Those towering creatures,
providers of shade
and the vital illusion of woods—
they’ve grown willful again.
Enraged by the wind,
they pelt us with bark and branches,
with rock-hard acorns that rain down the roof,
skipping and bouncing till they fall to the porch
with a sound like a cracked skull.
There is no possibility of sleep.
The wind in the leaf-crown
surges like a great ocean.
By day they look down on us kindly,
marking our lot in deliberate rows,
whispering of the past
and the people who built this place.
Some have arms intertwined like lovers,
their skin streaked in muted colors,
red-brown and gray-brown, flesh and green.
Their bark drapes and hangs like a strange cloth.

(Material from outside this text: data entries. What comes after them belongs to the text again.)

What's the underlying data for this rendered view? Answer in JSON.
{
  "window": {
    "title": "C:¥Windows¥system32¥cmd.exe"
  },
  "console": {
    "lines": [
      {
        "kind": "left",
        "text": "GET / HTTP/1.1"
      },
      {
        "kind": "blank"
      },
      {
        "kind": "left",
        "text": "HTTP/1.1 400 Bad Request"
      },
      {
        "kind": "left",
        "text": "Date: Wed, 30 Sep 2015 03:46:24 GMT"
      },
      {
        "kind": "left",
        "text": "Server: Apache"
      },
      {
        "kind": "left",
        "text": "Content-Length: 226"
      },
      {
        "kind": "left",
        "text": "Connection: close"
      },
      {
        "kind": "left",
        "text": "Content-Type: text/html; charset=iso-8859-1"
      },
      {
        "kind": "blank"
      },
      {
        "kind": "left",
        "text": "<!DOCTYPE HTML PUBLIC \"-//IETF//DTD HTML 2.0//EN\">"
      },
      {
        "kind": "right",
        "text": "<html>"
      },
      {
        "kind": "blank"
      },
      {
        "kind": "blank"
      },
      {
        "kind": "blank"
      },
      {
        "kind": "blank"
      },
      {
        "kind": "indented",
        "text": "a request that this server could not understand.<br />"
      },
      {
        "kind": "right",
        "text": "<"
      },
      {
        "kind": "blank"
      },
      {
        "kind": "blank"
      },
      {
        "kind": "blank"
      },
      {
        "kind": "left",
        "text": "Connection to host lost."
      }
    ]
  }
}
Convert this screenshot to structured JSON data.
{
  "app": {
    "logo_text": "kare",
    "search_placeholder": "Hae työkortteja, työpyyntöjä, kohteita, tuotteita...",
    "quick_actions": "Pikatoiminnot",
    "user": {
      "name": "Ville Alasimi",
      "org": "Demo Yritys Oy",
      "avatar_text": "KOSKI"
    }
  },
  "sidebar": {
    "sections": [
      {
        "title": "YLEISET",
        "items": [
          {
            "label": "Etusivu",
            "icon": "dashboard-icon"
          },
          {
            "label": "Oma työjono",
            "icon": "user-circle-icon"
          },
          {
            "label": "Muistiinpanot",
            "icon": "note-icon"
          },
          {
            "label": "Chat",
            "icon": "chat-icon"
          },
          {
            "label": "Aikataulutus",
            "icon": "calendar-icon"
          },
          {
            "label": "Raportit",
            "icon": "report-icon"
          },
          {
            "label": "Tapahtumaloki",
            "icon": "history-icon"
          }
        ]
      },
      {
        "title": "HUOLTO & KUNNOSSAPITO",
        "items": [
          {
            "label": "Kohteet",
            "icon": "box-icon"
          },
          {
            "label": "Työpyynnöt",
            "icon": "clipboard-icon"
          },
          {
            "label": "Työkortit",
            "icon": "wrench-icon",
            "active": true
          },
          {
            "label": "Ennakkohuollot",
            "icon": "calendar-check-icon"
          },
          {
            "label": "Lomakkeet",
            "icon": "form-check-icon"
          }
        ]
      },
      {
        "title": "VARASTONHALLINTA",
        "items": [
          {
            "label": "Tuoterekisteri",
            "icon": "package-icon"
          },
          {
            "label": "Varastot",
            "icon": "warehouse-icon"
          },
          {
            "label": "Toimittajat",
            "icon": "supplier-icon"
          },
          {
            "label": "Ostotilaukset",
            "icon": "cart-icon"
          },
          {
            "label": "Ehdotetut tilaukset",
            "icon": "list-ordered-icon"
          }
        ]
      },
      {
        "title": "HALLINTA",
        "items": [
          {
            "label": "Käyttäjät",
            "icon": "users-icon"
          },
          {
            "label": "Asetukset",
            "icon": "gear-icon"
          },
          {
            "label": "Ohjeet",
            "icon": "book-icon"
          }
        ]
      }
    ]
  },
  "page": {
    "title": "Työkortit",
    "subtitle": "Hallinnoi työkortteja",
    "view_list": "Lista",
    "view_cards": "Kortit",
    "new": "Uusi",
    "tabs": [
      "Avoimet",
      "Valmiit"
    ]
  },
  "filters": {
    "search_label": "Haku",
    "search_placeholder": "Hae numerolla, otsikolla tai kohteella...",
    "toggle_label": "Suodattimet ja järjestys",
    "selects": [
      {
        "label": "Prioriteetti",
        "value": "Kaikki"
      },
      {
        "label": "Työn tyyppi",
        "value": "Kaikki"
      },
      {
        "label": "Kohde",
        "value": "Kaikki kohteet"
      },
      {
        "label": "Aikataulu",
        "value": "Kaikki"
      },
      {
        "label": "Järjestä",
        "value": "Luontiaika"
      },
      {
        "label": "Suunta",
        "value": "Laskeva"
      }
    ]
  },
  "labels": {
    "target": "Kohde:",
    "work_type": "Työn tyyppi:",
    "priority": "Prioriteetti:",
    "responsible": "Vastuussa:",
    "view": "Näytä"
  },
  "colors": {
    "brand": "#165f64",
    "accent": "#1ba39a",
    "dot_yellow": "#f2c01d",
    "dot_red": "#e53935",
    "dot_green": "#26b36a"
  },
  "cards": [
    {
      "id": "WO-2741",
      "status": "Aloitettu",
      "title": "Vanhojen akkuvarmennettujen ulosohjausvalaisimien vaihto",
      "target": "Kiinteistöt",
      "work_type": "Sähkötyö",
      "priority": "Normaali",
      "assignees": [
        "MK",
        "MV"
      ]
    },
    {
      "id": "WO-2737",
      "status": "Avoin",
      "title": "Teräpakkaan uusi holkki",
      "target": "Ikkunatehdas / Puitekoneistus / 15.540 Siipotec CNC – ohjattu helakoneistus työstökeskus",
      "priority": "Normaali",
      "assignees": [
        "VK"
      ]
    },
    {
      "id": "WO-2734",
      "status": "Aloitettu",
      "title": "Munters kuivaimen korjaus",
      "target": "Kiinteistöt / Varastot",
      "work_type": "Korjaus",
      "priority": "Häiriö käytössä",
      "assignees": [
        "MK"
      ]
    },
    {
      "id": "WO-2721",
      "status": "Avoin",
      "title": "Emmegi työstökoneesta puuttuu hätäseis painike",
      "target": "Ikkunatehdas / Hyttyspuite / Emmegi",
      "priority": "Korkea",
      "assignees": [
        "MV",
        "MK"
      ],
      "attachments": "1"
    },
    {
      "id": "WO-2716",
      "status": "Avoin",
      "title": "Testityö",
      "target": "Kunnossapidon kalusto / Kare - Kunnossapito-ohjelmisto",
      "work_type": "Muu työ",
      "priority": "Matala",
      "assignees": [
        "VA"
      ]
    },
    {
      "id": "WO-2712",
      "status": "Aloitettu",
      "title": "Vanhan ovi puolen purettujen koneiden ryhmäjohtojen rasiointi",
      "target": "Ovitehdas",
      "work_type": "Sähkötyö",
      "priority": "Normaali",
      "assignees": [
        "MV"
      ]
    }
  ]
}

The mat they’ve laid at our perimeter
rustles with deer or squirrel or the smallest bird,
lets no one approach by stealth.
Then night comes with its wind again,
and they tear their bark in a fury,
hurling it down in shreds.
The huge trunks moan and strain;
falling limbs play the aerial like a Jew’s harp.
I tell myself the roots are deep,
that the trees cannot come down,
but their branches crash like mortar fire.
We are under siege.
In the morning, we’ll walk out to find
the porch shin-deep in litter,
the gutters bent and battered, brimful of leaves,
a dead limb straddling a lawn chair like a warning.
This poem first appeared in Cimarron Review, Issue 158, Winter 2007. It was written quite a number of years before that, but it remains close to home—literally. Even as I type, the wind is setting up that roar in the treetops; the acorns (which are not truly acorns, but seed pods) will soon be bouncing down the roof.